### THE INPUT
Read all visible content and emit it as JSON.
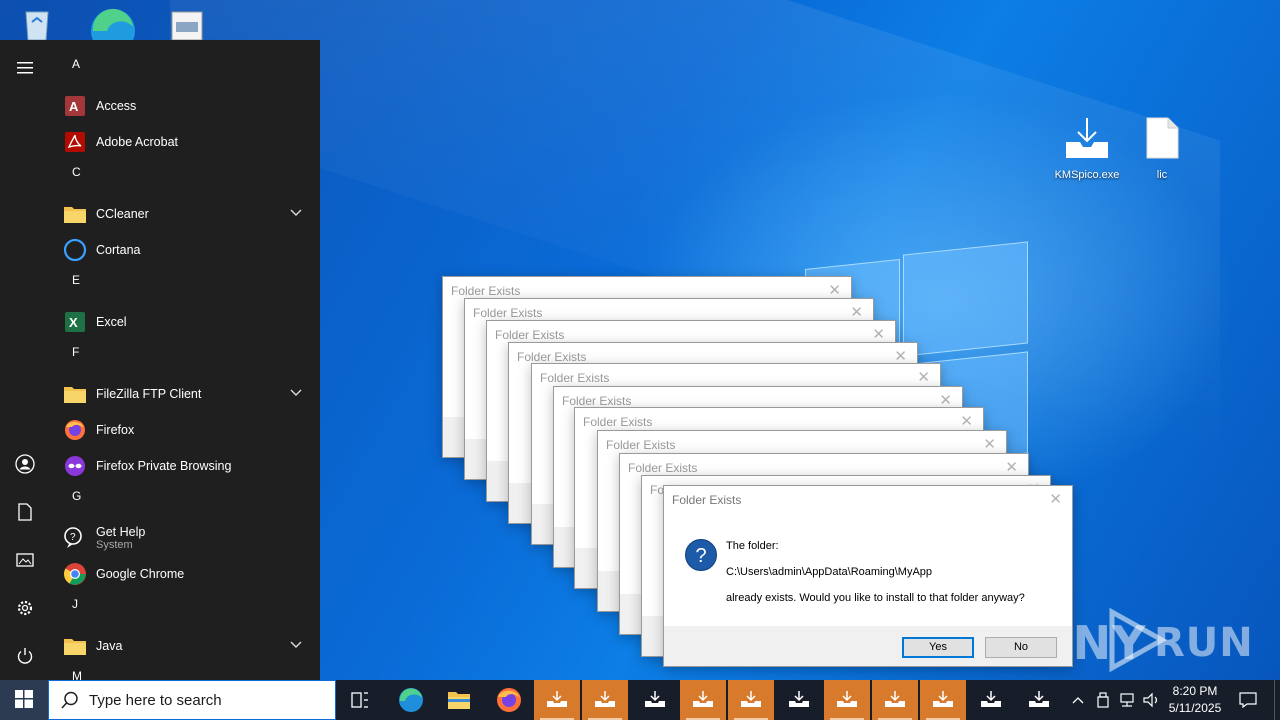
{
  "desktop": {
    "top_icons": [
      "recycle-bin-icon",
      "edge-icon",
      "document-icon"
    ],
    "icons": [
      {
        "label": "KMSpico.exe",
        "icon": "installer-icon"
      },
      {
        "label": "lic",
        "icon": "blank-file-icon"
      }
    ]
  },
  "start_menu": {
    "rail": [
      "hamburger-menu-icon",
      "user-icon",
      "documents-icon",
      "pictures-icon",
      "settings-icon",
      "power-icon"
    ],
    "letters": {
      "a": "A",
      "c": "C",
      "e": "E",
      "f": "F",
      "g": "G",
      "j": "J",
      "m": "M"
    },
    "apps": {
      "access": "Access",
      "acrobat": "Adobe Acrobat",
      "ccleaner": "CCleaner",
      "cortana": "Cortana",
      "excel": "Excel",
      "filezilla": "FileZilla FTP Client",
      "firefox": "Firefox",
      "firefox_private": "Firefox Private Browsing",
      "get_help": "Get Help",
      "get_help_sub": "System",
      "chrome": "Google Chrome",
      "java": "Java"
    }
  },
  "dialogs": {
    "title": "Folder Exists",
    "stack_count": 10,
    "message_line1": "The folder:",
    "message_path": "C:\\Users\\admin\\AppData\\Roaming\\MyApp",
    "message_line3": "already exists. Would you like to install to that folder anyway?",
    "yes_label": "Yes",
    "no_label": "No",
    "close_glyph": "✕"
  },
  "taskbar": {
    "search_placeholder": "Type here to search",
    "clock_time": "8:20 PM",
    "clock_date": "5/11/2025",
    "pinned": [
      "task-view-icon",
      "edge-icon",
      "file-explorer-icon",
      "firefox-icon"
    ],
    "running_task_count": 11,
    "tray": [
      "chevron-up-icon",
      "usb-icon",
      "network-icon",
      "volume-icon"
    ]
  },
  "watermark": {
    "text": "ANY RUN"
  },
  "colors": {
    "start_bg": "#1f1f1f",
    "taskbar_bg": "#171e2a",
    "accent": "#0078d7",
    "task_highlight": "#d87a2c"
  }
}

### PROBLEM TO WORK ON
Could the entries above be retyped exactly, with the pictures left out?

### SOLUTION
Read all visible content and emit it as JSON.
{
  "desktop": {
    "top_icons": [
      "recycle-bin-icon",
      "edge-icon",
      "document-icon"
    ],
    "icons": [
      {
        "label": "KMSpico.exe",
        "icon": "installer-icon"
      },
      {
        "label": "lic",
        "icon": "blank-file-icon"
      }
    ]
  },
  "start_menu": {
    "rail": [
      "hamburger-menu-icon",
      "user-icon",
      "documents-icon",
      "pictures-icon",
      "settings-icon",
      "power-icon"
    ],
    "letters": {
      "a": "A",
      "c": "C",
      "e": "E",
      "f": "F",
      "g": "G",
      "j": "J",
      "m": "M"
    },
    "apps": {
      "access": "Access",
      "acrobat": "Adobe Acrobat",
      "ccleaner": "CCleaner",
      "cortana": "Cortana",
      "excel": "Excel",
      "filezilla": "FileZilla FTP Client",
      "firefox": "Firefox",
      "firefox_private": "Firefox Private Browsing",
      "get_help": "Get Help",
      "get_help_sub": "System",
      "chrome": "Google Chrome",
      "java": "Java"
    }
  },
  "dialogs": {
    "title": "Folder Exists",
    "stack_count": 10,
    "message_line1": "The folder:",
    "message_path": "C:\\Users\\admin\\AppData\\Roaming\\MyApp",
    "message_line3": "already exists. Would you like to install to that folder anyway?",
    "yes_label": "Yes",
    "no_label": "No",
    "close_glyph": "✕"
  },
  "taskbar": {
    "search_placeholder": "Type here to search",
    "clock_time": "8:20 PM",
    "clock_date": "5/11/2025",
    "pinned": [
      "task-view-icon",
      "edge-icon",
      "file-explorer-icon",
      "firefox-icon"
    ],
    "running_task_count": 11,
    "tray": [
      "chevron-up-icon",
      "usb-icon",
      "network-icon",
      "volume-icon"
    ]
  },
  "watermark": {
    "text": "ANY RUN"
  },
  "colors": {
    "start_bg": "#1f1f1f",
    "taskbar_bg": "#171e2a",
    "accent": "#0078d7",
    "task_highlight": "#d87a2c"
  }
}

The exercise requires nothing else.